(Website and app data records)

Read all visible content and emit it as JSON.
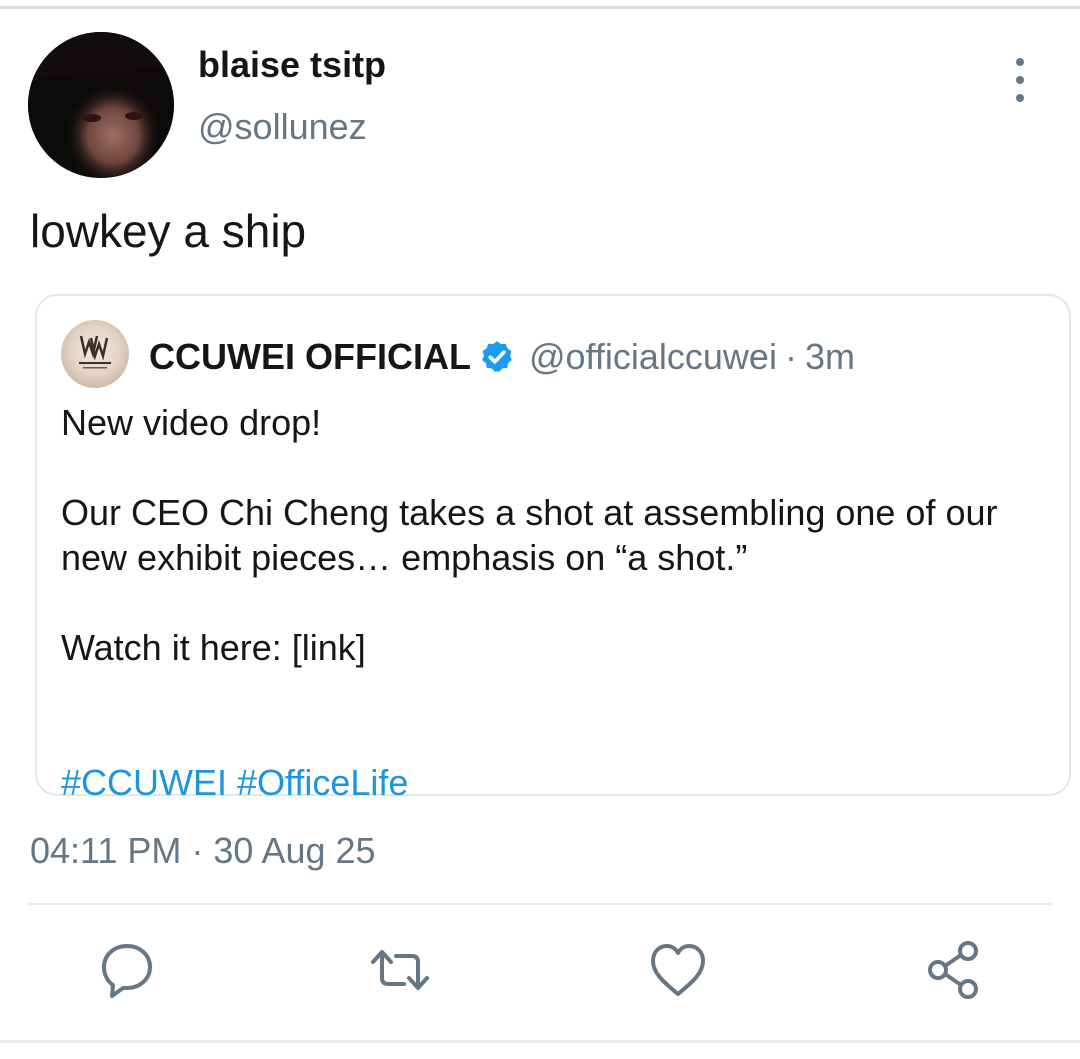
{
  "tweet": {
    "author": {
      "display_name": "blaise tsitp",
      "handle": "@sollunez",
      "avatar_icon": "user-avatar-photo"
    },
    "text": "lowkey a ship",
    "timestamp": "04:11 PM · 30 Aug 25"
  },
  "quoted_tweet": {
    "author": {
      "display_name": "CCUWEI OFFICIAL",
      "verified": true,
      "handle": "@officialccuwei",
      "separator": "·",
      "time_ago": "3m",
      "avatar_icon": "ccuwei-logo"
    },
    "body": {
      "line1": "New video drop!",
      "para2": "Our CEO Chi Cheng takes a shot at assembling one of our new exhibit pieces… emphasis on “a shot.”",
      "line3": "Watch it here: [link]"
    },
    "hashtags": [
      "#CCUWEI",
      "#OfficeLife"
    ]
  },
  "actions": [
    {
      "icon": "reply-icon"
    },
    {
      "icon": "retweet-icon"
    },
    {
      "icon": "like-icon"
    },
    {
      "icon": "share-icon"
    }
  ],
  "colors": {
    "text_primary": "#14171a",
    "text_secondary": "#657786",
    "link": "#1b95e0",
    "verified_badge": "#1d9bf0",
    "border": "#e1e8ed"
  }
}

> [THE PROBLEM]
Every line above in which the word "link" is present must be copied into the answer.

> [SOLUTION TO THE EXERCISE]
      "line3": "Watch it here: [link]"
    "link": "#1b95e0",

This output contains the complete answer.